The job is to find each line in the entries holding the string "подкачки" and copy that line.
Segment Open
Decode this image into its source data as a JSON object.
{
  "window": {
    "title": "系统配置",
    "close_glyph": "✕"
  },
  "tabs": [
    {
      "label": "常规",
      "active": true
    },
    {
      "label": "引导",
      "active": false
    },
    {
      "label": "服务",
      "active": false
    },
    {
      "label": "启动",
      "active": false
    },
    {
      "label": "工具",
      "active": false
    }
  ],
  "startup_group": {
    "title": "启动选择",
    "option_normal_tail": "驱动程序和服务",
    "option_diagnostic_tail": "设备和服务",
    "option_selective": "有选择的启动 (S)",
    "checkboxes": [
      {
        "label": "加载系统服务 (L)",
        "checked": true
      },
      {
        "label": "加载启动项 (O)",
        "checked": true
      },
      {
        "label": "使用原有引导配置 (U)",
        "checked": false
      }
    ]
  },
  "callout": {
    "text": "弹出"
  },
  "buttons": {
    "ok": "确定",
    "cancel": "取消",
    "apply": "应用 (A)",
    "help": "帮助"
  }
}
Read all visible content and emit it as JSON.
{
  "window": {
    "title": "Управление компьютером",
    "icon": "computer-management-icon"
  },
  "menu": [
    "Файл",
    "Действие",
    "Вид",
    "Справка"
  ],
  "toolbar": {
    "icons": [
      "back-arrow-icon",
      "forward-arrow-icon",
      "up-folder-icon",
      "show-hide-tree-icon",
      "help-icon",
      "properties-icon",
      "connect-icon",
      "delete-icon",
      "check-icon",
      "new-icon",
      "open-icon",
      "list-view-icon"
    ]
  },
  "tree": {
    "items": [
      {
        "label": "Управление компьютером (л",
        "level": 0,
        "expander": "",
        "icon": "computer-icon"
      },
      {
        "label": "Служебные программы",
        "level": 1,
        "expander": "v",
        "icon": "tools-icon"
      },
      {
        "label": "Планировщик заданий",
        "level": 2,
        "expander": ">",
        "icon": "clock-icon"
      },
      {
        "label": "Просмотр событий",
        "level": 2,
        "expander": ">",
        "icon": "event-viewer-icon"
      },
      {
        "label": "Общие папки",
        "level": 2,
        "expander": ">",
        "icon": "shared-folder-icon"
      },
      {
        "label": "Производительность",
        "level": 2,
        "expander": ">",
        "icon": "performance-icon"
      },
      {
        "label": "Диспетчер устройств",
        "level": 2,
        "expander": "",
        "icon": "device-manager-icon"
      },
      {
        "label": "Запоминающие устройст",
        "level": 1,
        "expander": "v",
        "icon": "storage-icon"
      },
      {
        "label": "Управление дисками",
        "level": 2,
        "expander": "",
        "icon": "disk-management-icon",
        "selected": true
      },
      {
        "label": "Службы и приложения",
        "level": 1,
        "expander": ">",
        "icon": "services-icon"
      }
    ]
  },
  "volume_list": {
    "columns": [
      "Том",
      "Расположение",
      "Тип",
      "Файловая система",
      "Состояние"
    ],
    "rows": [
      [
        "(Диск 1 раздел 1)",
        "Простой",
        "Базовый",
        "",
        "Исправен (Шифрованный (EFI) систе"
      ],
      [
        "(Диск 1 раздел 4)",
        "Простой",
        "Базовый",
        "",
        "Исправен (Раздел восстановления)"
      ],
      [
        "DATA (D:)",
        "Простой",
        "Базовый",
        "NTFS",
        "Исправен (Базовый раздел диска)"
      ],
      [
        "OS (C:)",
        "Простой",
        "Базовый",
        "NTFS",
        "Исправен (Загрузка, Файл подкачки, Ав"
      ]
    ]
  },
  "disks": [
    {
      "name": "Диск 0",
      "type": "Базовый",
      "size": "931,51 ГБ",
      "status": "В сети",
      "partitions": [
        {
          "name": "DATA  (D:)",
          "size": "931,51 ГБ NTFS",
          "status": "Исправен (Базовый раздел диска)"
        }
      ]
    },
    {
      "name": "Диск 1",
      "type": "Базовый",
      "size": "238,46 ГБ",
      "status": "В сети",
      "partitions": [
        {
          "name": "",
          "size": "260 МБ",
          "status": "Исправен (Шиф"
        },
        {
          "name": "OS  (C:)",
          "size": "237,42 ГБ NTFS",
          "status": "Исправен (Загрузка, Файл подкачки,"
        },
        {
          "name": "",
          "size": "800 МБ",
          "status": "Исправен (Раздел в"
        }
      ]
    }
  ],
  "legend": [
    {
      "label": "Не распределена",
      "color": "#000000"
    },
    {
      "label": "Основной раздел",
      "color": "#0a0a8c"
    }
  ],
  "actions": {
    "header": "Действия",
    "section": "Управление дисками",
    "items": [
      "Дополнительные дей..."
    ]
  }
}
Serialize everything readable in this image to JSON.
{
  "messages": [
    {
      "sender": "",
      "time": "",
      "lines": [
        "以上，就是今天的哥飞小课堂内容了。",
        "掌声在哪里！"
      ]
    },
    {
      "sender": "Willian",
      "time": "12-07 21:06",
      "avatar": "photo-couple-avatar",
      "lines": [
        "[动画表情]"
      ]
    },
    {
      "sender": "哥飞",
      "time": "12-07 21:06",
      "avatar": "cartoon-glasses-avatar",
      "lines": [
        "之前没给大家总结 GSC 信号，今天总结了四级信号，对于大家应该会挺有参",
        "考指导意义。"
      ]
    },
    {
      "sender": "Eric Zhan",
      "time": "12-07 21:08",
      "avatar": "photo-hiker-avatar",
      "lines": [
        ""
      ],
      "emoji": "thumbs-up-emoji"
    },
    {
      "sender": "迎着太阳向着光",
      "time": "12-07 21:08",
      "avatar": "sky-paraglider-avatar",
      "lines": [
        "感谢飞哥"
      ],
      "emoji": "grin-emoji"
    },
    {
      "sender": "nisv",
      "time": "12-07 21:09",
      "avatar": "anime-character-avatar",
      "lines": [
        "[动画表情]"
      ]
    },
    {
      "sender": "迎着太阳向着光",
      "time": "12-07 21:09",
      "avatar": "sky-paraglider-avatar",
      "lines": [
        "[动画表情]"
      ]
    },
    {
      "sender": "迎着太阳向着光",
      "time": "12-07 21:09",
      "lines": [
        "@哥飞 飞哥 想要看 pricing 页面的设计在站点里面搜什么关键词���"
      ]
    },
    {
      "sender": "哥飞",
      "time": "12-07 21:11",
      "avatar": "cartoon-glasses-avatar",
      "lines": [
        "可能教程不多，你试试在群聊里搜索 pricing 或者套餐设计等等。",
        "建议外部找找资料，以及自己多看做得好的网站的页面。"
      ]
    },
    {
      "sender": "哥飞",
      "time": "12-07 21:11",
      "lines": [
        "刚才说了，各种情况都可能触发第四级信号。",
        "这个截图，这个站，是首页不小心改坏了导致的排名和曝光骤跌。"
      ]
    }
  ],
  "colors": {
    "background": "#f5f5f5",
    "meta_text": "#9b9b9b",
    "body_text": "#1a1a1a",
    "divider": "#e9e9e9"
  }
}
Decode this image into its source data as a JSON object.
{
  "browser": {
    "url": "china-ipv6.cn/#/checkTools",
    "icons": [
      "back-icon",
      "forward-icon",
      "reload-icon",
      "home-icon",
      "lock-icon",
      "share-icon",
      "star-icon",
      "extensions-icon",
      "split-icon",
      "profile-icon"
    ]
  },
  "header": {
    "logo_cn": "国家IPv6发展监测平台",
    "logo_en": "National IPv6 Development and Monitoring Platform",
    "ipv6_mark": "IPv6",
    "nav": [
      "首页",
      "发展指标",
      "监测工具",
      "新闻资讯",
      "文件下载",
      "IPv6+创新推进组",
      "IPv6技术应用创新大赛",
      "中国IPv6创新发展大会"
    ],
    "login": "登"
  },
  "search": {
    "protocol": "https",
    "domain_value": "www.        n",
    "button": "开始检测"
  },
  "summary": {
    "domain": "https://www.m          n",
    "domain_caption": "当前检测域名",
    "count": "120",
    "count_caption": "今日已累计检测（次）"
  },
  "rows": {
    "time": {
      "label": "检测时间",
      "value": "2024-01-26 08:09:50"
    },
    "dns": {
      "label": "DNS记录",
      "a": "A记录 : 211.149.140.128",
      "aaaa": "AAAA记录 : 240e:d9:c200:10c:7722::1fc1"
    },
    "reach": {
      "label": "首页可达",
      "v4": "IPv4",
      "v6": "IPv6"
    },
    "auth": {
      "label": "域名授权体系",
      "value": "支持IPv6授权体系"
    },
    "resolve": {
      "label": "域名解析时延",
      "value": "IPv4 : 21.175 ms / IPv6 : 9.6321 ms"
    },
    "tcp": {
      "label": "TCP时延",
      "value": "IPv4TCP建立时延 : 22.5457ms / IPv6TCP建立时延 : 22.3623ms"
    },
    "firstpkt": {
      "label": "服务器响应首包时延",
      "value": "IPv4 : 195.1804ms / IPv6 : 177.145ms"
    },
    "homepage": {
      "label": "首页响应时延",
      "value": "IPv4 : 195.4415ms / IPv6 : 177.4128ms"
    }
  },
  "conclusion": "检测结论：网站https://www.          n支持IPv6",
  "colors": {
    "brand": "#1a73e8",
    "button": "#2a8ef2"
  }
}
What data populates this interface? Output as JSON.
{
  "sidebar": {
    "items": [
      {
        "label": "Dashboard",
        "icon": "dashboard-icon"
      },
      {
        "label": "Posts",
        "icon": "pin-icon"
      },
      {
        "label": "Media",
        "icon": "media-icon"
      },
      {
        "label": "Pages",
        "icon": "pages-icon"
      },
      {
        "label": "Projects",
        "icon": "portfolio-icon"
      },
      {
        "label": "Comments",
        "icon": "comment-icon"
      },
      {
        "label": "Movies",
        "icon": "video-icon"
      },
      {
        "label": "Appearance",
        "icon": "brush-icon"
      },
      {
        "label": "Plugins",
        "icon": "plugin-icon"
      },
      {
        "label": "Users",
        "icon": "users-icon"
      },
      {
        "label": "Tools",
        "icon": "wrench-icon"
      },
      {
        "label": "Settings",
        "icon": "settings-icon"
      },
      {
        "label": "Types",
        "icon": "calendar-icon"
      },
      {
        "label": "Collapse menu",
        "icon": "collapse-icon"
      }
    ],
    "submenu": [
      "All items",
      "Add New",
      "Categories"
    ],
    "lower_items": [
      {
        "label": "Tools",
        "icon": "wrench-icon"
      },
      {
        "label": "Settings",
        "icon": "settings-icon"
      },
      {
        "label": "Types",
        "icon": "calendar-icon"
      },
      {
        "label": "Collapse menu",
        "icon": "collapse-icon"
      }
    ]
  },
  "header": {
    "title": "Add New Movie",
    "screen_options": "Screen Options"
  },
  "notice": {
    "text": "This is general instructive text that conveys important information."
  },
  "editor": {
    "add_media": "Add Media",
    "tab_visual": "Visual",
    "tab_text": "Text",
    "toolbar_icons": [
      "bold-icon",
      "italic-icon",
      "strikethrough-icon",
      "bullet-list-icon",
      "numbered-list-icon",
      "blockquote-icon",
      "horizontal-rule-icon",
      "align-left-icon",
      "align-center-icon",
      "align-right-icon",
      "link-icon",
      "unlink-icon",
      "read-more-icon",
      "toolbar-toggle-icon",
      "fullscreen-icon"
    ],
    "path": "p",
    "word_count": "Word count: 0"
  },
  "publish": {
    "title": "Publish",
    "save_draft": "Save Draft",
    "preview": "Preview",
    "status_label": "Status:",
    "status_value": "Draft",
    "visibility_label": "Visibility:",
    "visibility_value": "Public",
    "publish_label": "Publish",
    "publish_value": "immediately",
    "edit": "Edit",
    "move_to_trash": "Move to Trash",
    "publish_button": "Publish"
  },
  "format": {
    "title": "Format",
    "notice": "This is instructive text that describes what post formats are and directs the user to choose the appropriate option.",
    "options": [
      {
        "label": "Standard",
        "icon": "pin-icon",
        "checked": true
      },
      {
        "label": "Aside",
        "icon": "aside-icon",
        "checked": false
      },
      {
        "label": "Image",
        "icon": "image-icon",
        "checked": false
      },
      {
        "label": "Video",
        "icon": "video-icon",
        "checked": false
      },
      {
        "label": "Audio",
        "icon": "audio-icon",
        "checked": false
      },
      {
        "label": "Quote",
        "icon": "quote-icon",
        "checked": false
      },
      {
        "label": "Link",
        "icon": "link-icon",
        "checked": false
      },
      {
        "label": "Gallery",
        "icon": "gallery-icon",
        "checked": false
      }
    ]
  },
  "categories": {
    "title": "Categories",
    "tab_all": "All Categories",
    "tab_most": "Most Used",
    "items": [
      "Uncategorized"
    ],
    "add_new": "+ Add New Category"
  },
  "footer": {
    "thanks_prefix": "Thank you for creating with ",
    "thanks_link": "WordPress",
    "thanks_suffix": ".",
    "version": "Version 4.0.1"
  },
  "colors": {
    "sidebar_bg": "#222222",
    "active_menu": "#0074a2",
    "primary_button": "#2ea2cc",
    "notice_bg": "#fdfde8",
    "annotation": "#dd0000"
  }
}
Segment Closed
RESULT
        "Исправен (Загрузка, Файл подкачки, Ав"
          "status": "Исправен (Загрузка, Файл подкачки,"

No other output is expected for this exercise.